Lines from the one containing "What's the underlying" through the final line of the entries below: reproduce them exactly, all of them and only them.

→ Dataset extract
◇ ◇ ◇
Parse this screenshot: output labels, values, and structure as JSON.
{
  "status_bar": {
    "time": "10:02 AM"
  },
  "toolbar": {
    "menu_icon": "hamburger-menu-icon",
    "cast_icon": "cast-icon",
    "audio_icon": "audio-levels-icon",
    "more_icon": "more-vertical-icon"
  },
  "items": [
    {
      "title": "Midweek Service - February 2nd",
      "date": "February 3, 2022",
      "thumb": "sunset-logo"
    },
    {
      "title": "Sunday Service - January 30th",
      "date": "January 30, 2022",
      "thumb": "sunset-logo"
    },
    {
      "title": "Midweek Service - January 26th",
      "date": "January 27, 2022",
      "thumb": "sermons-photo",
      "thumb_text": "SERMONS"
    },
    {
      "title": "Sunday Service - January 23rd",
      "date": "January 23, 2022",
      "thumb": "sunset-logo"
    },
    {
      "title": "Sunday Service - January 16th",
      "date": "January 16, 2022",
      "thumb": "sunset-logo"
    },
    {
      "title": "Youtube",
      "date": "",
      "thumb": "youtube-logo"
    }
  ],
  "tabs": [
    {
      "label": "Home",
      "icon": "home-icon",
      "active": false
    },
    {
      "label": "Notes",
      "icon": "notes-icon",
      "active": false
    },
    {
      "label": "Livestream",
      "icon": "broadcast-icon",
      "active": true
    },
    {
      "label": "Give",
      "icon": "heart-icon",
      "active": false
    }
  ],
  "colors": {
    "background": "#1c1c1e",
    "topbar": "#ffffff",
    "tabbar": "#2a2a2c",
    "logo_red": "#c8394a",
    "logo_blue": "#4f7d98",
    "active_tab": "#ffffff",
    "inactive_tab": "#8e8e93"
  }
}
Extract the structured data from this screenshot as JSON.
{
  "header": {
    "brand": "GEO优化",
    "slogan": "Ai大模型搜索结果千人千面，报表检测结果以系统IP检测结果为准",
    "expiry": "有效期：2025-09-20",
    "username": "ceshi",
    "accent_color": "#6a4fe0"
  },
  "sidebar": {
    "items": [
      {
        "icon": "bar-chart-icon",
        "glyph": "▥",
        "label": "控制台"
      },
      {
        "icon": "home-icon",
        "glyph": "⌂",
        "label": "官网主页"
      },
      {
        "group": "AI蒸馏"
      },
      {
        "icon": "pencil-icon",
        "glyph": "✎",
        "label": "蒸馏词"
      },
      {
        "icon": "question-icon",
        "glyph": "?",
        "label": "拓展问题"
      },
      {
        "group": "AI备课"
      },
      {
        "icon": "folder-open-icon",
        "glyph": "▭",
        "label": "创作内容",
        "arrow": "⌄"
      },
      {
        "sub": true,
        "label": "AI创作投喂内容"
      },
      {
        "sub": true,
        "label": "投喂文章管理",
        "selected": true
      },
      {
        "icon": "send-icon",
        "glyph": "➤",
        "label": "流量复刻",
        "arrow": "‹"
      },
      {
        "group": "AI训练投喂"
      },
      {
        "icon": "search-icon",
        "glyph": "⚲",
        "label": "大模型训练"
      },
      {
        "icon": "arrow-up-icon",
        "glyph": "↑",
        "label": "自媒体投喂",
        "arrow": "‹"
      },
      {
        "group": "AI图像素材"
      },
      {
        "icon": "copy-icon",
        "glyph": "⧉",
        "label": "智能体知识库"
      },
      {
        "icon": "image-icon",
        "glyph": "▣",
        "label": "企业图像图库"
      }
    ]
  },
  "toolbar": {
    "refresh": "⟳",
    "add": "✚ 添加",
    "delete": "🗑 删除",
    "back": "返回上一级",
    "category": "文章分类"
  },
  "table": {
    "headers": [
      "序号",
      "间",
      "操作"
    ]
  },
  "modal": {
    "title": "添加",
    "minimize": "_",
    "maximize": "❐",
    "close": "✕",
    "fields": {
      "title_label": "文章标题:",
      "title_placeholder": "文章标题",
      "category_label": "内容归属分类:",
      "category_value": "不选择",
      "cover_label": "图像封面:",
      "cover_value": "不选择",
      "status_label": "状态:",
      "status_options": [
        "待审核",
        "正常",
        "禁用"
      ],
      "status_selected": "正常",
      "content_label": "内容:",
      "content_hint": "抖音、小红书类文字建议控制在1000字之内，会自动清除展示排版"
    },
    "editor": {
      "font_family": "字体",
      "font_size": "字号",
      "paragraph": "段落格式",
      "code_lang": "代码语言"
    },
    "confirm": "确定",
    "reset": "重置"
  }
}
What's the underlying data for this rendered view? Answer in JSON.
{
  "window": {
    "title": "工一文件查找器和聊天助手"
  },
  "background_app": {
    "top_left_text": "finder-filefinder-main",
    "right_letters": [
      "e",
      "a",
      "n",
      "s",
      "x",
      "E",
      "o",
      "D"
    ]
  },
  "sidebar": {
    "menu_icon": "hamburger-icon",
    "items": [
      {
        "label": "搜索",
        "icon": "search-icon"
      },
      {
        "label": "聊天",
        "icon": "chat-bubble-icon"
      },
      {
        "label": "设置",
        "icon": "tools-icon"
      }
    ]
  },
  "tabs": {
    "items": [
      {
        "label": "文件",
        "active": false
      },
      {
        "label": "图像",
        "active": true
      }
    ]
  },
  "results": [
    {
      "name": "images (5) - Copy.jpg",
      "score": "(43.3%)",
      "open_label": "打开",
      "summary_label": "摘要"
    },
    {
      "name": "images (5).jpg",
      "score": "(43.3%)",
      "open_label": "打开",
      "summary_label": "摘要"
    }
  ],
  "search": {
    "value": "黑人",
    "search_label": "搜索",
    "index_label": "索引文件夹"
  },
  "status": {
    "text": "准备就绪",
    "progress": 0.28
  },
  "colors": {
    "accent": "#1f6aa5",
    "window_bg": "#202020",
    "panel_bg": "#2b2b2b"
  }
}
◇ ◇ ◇
→ Response area
What's the underlying data for this rendered view? Answer in JSON.
{
  "window": {
    "title": "工一文件查找器和聊天助手"
  },
  "background_app": {
    "top_left_text": "finder-filefinder-main",
    "right_letters": [
      "e",
      "a",
      "n",
      "s",
      "x",
      "E",
      "o",
      "D"
    ]
  },
  "sidebar": {
    "menu_icon": "hamburger-icon",
    "items": [
      {
        "label": "搜索",
        "icon": "search-icon"
      },
      {
        "label": "聊天",
        "icon": "chat-bubble-icon"
      },
      {
        "label": "设置",
        "icon": "tools-icon"
      }
    ]
  },
  "tabs": {
    "items": [
      {
        "label": "文件",
        "active": false
      },
      {
        "label": "图像",
        "active": true
      }
    ]
  },
  "results": [
    {
      "name": "images (5) - Copy.jpg",
      "score": "(43.3%)",
      "open_label": "打开",
      "summary_label": "摘要"
    },
    {
      "name": "images (5).jpg",
      "score": "(43.3%)",
      "open_label": "打开",
      "summary_label": "摘要"
    }
  ],
  "search": {
    "value": "黑人",
    "search_label": "搜索",
    "index_label": "索引文件夹"
  },
  "status": {
    "text": "准备就绪",
    "progress": 0.28
  },
  "colors": {
    "accent": "#1f6aa5",
    "window_bg": "#202020",
    "panel_bg": "#2b2b2b"
  }
}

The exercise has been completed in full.